First, we speak about the management of the NP and Reserve.
Like in many other National Parks from the Peninsula, the traditional owners of the land, are regularly consulted in relation to park management activities. Here, they are the Atambaya, Angkamuthi, Yadhaykenu, Gudang and Wuthati people.
And what about your office at the ranger base?
Peter is in charge and works with only ONE colleague, Leigh! That means only 2 people operate over 500 000 ha!! They’d better share their duties and territory, you can imagine how lonely this must be some days!
So what is so special about this land?
Peter explains to us that this is one of the most remote area in the whole country. As a consequence, the environment is virgin, the water is pristine and the bush is intact. To give you an idea, there are only 3 tracks (accessible per 4WD only) along more than 150 km of coastline! And these tracks are well hidden in the bush. His daily routine is to drive for hours on the few rough tracks to go to work, but he is used to that and he loves this pure nature.
But you may ask, why this is still so remote, I mean even nowadays?
Early European explorers tried to settle down and develop the area but the absence of food for horses made them leave…later on, some stockmen tried to bring and establish cattle up here but this was a big failure. The climate is tough (humid and warm), the soil is poor but the water is abundant…the region had been called “the wet desert”..!
And then, what is your job like, Peter? And why you like it?
Peter loves his job, this makes no doubt! We can all see and feel his motivation when he talks to us. Passionate about his work, we are all delighted to listen to him.
“It’s a great experience to live here and manage such a vast and beautiful area. Part of my job is to meet and talk to people, such as tourists camping in the NP, kids in school or also as part of the program Connect with Nature. I really enjoy this exchange” Peter says. This program offers through different types of activities a connection, understanding and appreciation for natural areas.
In addition, he likes what he does for a living because the rangers bring a real touristic value of the land. Without their work, the whole region wouldn’t be so attractive to people. Indeed they build and maintain facilities (picnic tables, toilets, bush walks etc) but also because fire management contributes to the diversity of the land.
What is fire management about? How does it work?
Why planning burns throughout the year?
Fire management looks for good ecological outcomes. It aims to conserve the vegetation, not to lose diversity and to offer a good balance to the animals living there. The Aboriginals used to plan burns as well in order to preserve their lands, create some tracks into the dense rainforest, or to hunt too.

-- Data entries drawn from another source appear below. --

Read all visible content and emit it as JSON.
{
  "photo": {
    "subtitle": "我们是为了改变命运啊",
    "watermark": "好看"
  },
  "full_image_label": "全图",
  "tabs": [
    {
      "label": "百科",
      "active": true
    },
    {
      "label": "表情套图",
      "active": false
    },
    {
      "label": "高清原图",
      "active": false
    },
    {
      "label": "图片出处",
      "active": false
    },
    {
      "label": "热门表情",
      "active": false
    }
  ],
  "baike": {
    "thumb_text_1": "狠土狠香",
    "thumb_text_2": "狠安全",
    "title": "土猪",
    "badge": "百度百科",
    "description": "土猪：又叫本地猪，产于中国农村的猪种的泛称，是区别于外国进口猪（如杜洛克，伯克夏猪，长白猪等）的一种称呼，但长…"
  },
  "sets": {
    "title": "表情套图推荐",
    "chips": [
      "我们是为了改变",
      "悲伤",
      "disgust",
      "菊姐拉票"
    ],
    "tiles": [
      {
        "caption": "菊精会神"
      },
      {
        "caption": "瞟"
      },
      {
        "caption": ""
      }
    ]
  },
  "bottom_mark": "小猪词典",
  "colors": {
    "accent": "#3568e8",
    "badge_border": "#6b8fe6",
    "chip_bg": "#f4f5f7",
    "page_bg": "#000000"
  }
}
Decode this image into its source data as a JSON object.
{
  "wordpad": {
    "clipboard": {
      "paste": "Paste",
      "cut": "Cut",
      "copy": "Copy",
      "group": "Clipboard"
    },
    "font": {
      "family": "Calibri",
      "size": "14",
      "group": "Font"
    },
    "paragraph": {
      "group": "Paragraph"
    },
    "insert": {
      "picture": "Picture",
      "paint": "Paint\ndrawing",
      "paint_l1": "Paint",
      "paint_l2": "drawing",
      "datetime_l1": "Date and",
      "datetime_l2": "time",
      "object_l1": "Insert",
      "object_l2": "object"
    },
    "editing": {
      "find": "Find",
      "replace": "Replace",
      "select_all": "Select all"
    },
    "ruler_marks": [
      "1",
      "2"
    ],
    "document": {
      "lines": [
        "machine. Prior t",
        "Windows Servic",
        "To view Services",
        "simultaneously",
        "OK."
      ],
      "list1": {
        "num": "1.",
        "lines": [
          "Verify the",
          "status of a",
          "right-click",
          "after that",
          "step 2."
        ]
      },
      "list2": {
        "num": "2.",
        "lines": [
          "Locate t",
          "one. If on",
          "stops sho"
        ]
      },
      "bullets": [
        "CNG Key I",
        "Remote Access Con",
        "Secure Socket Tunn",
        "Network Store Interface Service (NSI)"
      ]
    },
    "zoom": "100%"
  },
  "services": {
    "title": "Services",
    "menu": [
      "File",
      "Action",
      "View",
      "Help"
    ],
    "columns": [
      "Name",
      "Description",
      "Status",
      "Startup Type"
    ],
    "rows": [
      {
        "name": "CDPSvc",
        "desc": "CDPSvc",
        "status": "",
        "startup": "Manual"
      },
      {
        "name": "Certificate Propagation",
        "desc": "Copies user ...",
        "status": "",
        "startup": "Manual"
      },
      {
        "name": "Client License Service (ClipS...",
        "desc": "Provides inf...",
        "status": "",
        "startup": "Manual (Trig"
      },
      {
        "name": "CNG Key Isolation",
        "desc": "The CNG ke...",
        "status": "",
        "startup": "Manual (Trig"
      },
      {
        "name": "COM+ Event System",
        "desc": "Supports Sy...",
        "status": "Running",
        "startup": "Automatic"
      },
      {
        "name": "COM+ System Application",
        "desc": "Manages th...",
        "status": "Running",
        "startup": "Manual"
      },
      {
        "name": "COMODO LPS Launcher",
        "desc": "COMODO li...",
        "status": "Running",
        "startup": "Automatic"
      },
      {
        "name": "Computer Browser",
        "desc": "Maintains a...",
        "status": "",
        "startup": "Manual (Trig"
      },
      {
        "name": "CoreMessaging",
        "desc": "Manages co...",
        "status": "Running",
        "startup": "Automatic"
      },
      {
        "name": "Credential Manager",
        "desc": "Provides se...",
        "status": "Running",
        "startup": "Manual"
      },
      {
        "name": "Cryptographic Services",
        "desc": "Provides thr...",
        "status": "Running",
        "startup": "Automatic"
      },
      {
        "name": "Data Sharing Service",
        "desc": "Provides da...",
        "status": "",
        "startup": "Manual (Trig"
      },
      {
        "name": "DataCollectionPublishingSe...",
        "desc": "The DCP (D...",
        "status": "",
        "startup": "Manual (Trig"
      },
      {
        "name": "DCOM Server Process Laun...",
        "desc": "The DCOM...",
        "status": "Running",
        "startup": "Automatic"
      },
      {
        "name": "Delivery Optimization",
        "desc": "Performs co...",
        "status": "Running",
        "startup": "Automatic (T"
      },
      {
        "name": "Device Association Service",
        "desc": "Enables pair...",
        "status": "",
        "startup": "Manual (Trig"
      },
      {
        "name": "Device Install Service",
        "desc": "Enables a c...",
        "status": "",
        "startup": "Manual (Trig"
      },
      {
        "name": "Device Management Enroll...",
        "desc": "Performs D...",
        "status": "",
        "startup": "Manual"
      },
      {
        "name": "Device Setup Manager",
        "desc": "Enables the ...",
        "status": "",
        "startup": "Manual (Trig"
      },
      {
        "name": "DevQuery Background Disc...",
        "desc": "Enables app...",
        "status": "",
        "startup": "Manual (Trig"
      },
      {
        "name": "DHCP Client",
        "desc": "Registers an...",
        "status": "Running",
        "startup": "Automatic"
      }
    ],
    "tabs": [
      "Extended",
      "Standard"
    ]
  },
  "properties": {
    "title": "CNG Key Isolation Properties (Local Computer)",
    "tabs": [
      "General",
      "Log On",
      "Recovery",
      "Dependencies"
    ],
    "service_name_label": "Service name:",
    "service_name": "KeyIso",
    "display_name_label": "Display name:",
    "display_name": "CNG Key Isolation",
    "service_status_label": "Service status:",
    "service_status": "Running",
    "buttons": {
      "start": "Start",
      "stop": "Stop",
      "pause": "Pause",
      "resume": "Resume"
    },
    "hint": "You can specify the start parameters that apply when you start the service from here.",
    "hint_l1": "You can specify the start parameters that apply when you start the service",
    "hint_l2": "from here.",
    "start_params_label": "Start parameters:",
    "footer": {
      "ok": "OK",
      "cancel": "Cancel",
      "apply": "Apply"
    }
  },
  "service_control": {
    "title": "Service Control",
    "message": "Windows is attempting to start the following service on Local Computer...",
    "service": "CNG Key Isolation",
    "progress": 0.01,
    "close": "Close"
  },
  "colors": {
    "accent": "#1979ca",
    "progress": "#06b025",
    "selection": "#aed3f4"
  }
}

Let's chat with Peter about his job
#2 Meeting with Peter Dellow
Ranger in Charge for QPWS
Tonight we camp at the magical Eliot Falls. Once we are all settled and after a refreshing bath in the pristine clear water, we meet Peter.
He is the ranger in charge at the Jardine River NP & Heathland Resources Reserve (more info here). We go for a walk around the reserve.
Sitting in front of the wonderful falls, he speaks about some interesting facts about the National Park (NP) and Resources Reserve, what makes this place so special and what is his job about.
I met Peter during my trip in Cape York, video, photos, article by clicking below:
How is this organized?
* The NP and protected areas are divided into “zones”:
Here at the Jardine River NP & Heathland Resources Reserve, 4 zones:
Conservation zone: +/- 90 % of the territory: a vast wilderness area. Burning to help promoting the diversity of plants. Ecological health is key.
Protection zone: +/- 1,5 % : burning on a regular basis for avoiding hot fire: public safety is preoccupation number 1. People live there and visitors move around. All is about life and property here.
Rehabilitation zone: 0.5 % : recovering zone: fire exclusion for a short-term period.
Exclusion zone: +/- 8 % : fire prohibited. E.g: Shelburne Bay: a dynamical environment with big sand dunes constantly moving, burning could change the natural evolution, so forbidden.
* Burns are managed from the air (plane): the area is too vast, fires can’t be done and controlled from the ground.
* Decisions are made thanks to a monitoring program: the rangers use satellite data. They look for the previous year data to decide where the priorities are. Key indicators
are humidity, temperatures, pressure and wind strength.
The moment of the day to start the fire is calculated in a
scientifically way. However observing the plants around
is also important, they are good indicators too.
Speaking of which, what are typical plants living in the NP?
Peter takes a big bag and starts to introduce us to many species of plants, coming from the Heath.
Magical and impressive Nature
* “Tooth brush”: you can lick it, it’s sweet
* “Cocky apple”: (Planchonia careya): used by the Indigenous to catch fish in the river. Moving them above the water attracts fish, practical!
* “Soap Tree” (Alphitonia excelsea): natural soap, it’s perfect to wash your hands in the nature. Just take some leaves in your hands, add water and rub.
* “Sandpaper Fig” (Ficus opposita): eatable fig and the leaves are perfect to polish tools, used by the Aborigines for the boomerang for example.
* “Pitcher Plant” (Nepenthes mirabilis): carnivorous plant, it attracts and digests many insects. It loves it here because it nourishes from the invertebrates not from the soil.